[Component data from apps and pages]
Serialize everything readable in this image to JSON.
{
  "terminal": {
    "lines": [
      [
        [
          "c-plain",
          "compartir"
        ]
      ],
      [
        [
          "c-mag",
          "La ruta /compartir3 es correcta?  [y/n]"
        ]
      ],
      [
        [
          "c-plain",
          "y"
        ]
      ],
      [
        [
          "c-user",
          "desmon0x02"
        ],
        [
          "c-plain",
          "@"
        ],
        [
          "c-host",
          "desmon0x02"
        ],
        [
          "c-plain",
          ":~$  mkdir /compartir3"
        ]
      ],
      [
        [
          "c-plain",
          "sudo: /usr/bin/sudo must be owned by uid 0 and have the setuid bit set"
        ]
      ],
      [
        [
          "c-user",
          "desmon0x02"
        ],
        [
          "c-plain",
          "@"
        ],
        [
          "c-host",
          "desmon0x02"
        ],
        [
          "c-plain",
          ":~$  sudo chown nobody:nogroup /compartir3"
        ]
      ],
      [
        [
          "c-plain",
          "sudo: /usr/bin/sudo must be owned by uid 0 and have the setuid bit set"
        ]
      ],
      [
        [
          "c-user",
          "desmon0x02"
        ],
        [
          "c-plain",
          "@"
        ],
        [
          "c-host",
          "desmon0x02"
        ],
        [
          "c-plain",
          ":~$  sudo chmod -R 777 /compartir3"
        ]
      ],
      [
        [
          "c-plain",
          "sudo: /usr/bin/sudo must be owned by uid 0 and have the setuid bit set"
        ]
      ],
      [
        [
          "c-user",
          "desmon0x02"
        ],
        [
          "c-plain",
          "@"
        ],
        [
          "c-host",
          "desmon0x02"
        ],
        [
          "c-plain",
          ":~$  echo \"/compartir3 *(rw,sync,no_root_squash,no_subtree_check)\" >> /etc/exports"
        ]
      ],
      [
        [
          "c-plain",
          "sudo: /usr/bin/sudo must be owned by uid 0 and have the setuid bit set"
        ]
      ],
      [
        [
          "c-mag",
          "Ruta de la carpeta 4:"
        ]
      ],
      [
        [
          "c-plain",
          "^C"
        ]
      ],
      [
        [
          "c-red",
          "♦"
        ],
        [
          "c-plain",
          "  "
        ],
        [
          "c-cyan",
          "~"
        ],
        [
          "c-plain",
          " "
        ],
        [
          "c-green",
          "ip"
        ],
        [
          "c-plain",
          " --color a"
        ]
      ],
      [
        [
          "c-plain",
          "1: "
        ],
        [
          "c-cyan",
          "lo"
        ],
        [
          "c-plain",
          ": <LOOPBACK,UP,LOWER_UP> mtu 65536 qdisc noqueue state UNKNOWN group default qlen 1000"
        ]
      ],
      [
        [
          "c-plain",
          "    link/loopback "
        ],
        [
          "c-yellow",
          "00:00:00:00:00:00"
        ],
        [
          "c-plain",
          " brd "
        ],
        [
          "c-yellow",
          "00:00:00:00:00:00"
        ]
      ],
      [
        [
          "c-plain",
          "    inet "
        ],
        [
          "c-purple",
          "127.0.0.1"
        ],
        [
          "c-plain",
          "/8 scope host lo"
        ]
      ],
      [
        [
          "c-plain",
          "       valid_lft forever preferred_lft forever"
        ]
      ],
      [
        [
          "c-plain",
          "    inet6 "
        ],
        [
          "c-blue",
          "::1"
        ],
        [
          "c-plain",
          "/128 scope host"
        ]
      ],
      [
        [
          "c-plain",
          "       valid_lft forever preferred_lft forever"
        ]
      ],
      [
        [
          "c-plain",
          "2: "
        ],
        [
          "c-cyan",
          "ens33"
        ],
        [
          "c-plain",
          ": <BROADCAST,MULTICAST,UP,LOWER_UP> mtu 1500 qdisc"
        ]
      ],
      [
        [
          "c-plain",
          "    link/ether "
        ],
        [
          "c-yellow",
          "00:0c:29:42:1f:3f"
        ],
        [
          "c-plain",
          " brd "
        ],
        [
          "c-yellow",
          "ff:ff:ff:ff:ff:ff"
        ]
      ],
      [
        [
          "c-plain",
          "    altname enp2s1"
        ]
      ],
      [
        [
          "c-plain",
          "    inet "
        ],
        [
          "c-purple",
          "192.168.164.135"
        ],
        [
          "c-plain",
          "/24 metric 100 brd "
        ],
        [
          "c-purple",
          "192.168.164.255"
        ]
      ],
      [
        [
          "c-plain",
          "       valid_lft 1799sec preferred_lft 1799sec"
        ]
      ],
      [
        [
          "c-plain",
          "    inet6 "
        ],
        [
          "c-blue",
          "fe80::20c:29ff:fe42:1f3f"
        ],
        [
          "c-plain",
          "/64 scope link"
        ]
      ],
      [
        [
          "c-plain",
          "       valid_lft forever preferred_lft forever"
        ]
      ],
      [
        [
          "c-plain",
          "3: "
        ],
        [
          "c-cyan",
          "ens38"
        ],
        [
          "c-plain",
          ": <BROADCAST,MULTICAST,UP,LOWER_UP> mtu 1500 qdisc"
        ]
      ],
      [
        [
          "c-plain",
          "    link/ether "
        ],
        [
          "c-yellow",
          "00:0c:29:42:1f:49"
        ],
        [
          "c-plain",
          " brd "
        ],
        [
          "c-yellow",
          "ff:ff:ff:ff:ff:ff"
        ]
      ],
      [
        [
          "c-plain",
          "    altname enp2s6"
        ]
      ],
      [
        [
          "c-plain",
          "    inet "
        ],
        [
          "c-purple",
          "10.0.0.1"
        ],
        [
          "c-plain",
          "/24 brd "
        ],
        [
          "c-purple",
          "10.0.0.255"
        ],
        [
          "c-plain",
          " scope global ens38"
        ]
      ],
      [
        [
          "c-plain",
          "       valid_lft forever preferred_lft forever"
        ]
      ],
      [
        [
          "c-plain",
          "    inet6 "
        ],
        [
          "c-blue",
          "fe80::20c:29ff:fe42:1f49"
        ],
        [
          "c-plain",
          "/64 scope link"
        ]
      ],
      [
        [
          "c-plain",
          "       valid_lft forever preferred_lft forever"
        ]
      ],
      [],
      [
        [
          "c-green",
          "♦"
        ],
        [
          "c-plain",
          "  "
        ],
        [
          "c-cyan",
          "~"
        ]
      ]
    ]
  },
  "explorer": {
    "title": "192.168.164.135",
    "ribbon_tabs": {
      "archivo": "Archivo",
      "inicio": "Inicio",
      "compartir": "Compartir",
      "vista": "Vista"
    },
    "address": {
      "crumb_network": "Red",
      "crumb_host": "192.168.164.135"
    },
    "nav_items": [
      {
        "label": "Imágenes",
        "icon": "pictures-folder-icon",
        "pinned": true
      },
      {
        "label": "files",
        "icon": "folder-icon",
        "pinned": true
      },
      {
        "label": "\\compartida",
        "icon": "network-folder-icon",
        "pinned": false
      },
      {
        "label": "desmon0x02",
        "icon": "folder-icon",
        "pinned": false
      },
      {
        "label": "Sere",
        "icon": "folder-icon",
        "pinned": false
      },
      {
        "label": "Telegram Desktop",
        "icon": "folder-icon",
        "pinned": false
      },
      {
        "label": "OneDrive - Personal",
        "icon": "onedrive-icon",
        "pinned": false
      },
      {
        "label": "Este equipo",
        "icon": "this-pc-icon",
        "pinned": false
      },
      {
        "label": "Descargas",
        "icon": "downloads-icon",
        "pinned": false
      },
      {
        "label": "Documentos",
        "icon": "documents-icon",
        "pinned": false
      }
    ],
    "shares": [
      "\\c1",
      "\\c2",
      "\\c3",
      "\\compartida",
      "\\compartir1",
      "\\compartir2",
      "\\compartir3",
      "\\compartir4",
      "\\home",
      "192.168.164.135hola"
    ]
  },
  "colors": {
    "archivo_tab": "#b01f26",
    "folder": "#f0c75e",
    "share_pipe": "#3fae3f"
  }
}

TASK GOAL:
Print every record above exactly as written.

SOLUTION:
Serialize everything readable in this image to JSON.
{
  "terminal": {
    "lines": [
      [
        [
          "c-plain",
          "compartir"
        ]
      ],
      [
        [
          "c-mag",
          "La ruta /compartir3 es correcta?  [y/n]"
        ]
      ],
      [
        [
          "c-plain",
          "y"
        ]
      ],
      [
        [
          "c-user",
          "desmon0x02"
        ],
        [
          "c-plain",
          "@"
        ],
        [
          "c-host",
          "desmon0x02"
        ],
        [
          "c-plain",
          ":~$  mkdir /compartir3"
        ]
      ],
      [
        [
          "c-plain",
          "sudo: /usr/bin/sudo must be owned by uid 0 and have the setuid bit set"
        ]
      ],
      [
        [
          "c-user",
          "desmon0x02"
        ],
        [
          "c-plain",
          "@"
        ],
        [
          "c-host",
          "desmon0x02"
        ],
        [
          "c-plain",
          ":~$  sudo chown nobody:nogroup /compartir3"
        ]
      ],
      [
        [
          "c-plain",
          "sudo: /usr/bin/sudo must be owned by uid 0 and have the setuid bit set"
        ]
      ],
      [
        [
          "c-user",
          "desmon0x02"
        ],
        [
          "c-plain",
          "@"
        ],
        [
          "c-host",
          "desmon0x02"
        ],
        [
          "c-plain",
          ":~$  sudo chmod -R 777 /compartir3"
        ]
      ],
      [
        [
          "c-plain",
          "sudo: /usr/bin/sudo must be owned by uid 0 and have the setuid bit set"
        ]
      ],
      [
        [
          "c-user",
          "desmon0x02"
        ],
        [
          "c-plain",
          "@"
        ],
        [
          "c-host",
          "desmon0x02"
        ],
        [
          "c-plain",
          ":~$  echo \"/compartir3 *(rw,sync,no_root_squash,no_subtree_check)\" >> /etc/exports"
        ]
      ],
      [
        [
          "c-plain",
          "sudo: /usr/bin/sudo must be owned by uid 0 and have the setuid bit set"
        ]
      ],
      [
        [
          "c-mag",
          "Ruta de la carpeta 4:"
        ]
      ],
      [
        [
          "c-plain",
          "^C"
        ]
      ],
      [
        [
          "c-red",
          "♦"
        ],
        [
          "c-plain",
          "  "
        ],
        [
          "c-cyan",
          "~"
        ],
        [
          "c-plain",
          " "
        ],
        [
          "c-green",
          "ip"
        ],
        [
          "c-plain",
          " --color a"
        ]
      ],
      [
        [
          "c-plain",
          "1: "
        ],
        [
          "c-cyan",
          "lo"
        ],
        [
          "c-plain",
          ": <LOOPBACK,UP,LOWER_UP> mtu 65536 qdisc noqueue state UNKNOWN group default qlen 1000"
        ]
      ],
      [
        [
          "c-plain",
          "    link/loopback "
        ],
        [
          "c-yellow",
          "00:00:00:00:00:00"
        ],
        [
          "c-plain",
          " brd "
        ],
        [
          "c-yellow",
          "00:00:00:00:00:00"
        ]
      ],
      [
        [
          "c-plain",
          "    inet "
        ],
        [
          "c-purple",
          "127.0.0.1"
        ],
        [
          "c-plain",
          "/8 scope host lo"
        ]
      ],
      [
        [
          "c-plain",
          "       valid_lft forever preferred_lft forever"
        ]
      ],
      [
        [
          "c-plain",
          "    inet6 "
        ],
        [
          "c-blue",
          "::1"
        ],
        [
          "c-plain",
          "/128 scope host"
        ]
      ],
      [
        [
          "c-plain",
          "       valid_lft forever preferred_lft forever"
        ]
      ],
      [
        [
          "c-plain",
          "2: "
        ],
        [
          "c-cyan",
          "ens33"
        ],
        [
          "c-plain",
          ": <BROADCAST,MULTICAST,UP,LOWER_UP> mtu 1500 qdisc"
        ]
      ],
      [
        [
          "c-plain",
          "    link/ether "
        ],
        [
          "c-yellow",
          "00:0c:29:42:1f:3f"
        ],
        [
          "c-plain",
          " brd "
        ],
        [
          "c-yellow",
          "ff:ff:ff:ff:ff:ff"
        ]
      ],
      [
        [
          "c-plain",
          "    altname enp2s1"
        ]
      ],
      [
        [
          "c-plain",
          "    inet "
        ],
        [
          "c-purple",
          "192.168.164.135"
        ],
        [
          "c-plain",
          "/24 metric 100 brd "
        ],
        [
          "c-purple",
          "192.168.164.255"
        ]
      ],
      [
        [
          "c-plain",
          "       valid_lft 1799sec preferred_lft 1799sec"
        ]
      ],
      [
        [
          "c-plain",
          "    inet6 "
        ],
        [
          "c-blue",
          "fe80::20c:29ff:fe42:1f3f"
        ],
        [
          "c-plain",
          "/64 scope link"
        ]
      ],
      [
        [
          "c-plain",
          "       valid_lft forever preferred_lft forever"
        ]
      ],
      [
        [
          "c-plain",
          "3: "
        ],
        [
          "c-cyan",
          "ens38"
        ],
        [
          "c-plain",
          ": <BROADCAST,MULTICAST,UP,LOWER_UP> mtu 1500 qdisc"
        ]
      ],
      [
        [
          "c-plain",
          "    link/ether "
        ],
        [
          "c-yellow",
          "00:0c:29:42:1f:49"
        ],
        [
          "c-plain",
          " brd "
        ],
        [
          "c-yellow",
          "ff:ff:ff:ff:ff:ff"
        ]
      ],
      [
        [
          "c-plain",
          "    altname enp2s6"
        ]
      ],
      [
        [
          "c-plain",
          "    inet "
        ],
        [
          "c-purple",
          "10.0.0.1"
        ],
        [
          "c-plain",
          "/24 brd "
        ],
        [
          "c-purple",
          "10.0.0.255"
        ],
        [
          "c-plain",
          " scope global ens38"
        ]
      ],
      [
        [
          "c-plain",
          "       valid_lft forever preferred_lft forever"
        ]
      ],
      [
        [
          "c-plain",
          "    inet6 "
        ],
        [
          "c-blue",
          "fe80::20c:29ff:fe42:1f49"
        ],
        [
          "c-plain",
          "/64 scope link"
        ]
      ],
      [
        [
          "c-plain",
          "       valid_lft forever preferred_lft forever"
        ]
      ],
      [],
      [
        [
          "c-green",
          "♦"
        ],
        [
          "c-plain",
          "  "
        ],
        [
          "c-cyan",
          "~"
        ]
      ]
    ]
  },
  "explorer": {
    "title": "192.168.164.135",
    "ribbon_tabs": {
      "archivo": "Archivo",
      "inicio": "Inicio",
      "compartir": "Compartir",
      "vista": "Vista"
    },
    "address": {
      "crumb_network": "Red",
      "crumb_host": "192.168.164.135"
    },
    "nav_items": [
      {
        "label": "Imágenes",
        "icon": "pictures-folder-icon",
        "pinned": true
      },
      {
        "label": "files",
        "icon": "folder-icon",
        "pinned": true
      },
      {
        "label": "\\compartida",
        "icon": "network-folder-icon",
        "pinned": false
      },
      {
        "label": "desmon0x02",
        "icon": "folder-icon",
        "pinned": false
      },
      {
        "label": "Sere",
        "icon": "folder-icon",
        "pinned": false
      },
      {
        "label": "Telegram Desktop",
        "icon": "folder-icon",
        "pinned": false
      },
      {
        "label": "OneDrive - Personal",
        "icon": "onedrive-icon",
        "pinned": false
      },
      {
        "label": "Este equipo",
        "icon": "this-pc-icon",
        "pinned": false
      },
      {
        "label": "Descargas",
        "icon": "downloads-icon",
        "pinned": false
      },
      {
        "label": "Documentos",
        "icon": "documents-icon",
        "pinned": false
      }
    ],
    "shares": [
      "\\c1",
      "\\c2",
      "\\c3",
      "\\compartida",
      "\\compartir1",
      "\\compartir2",
      "\\compartir3",
      "\\compartir4",
      "\\home",
      "192.168.164.135hola"
    ]
  },
  "colors": {
    "archivo_tab": "#b01f26",
    "folder": "#f0c75e",
    "share_pipe": "#3fae3f"
  }
}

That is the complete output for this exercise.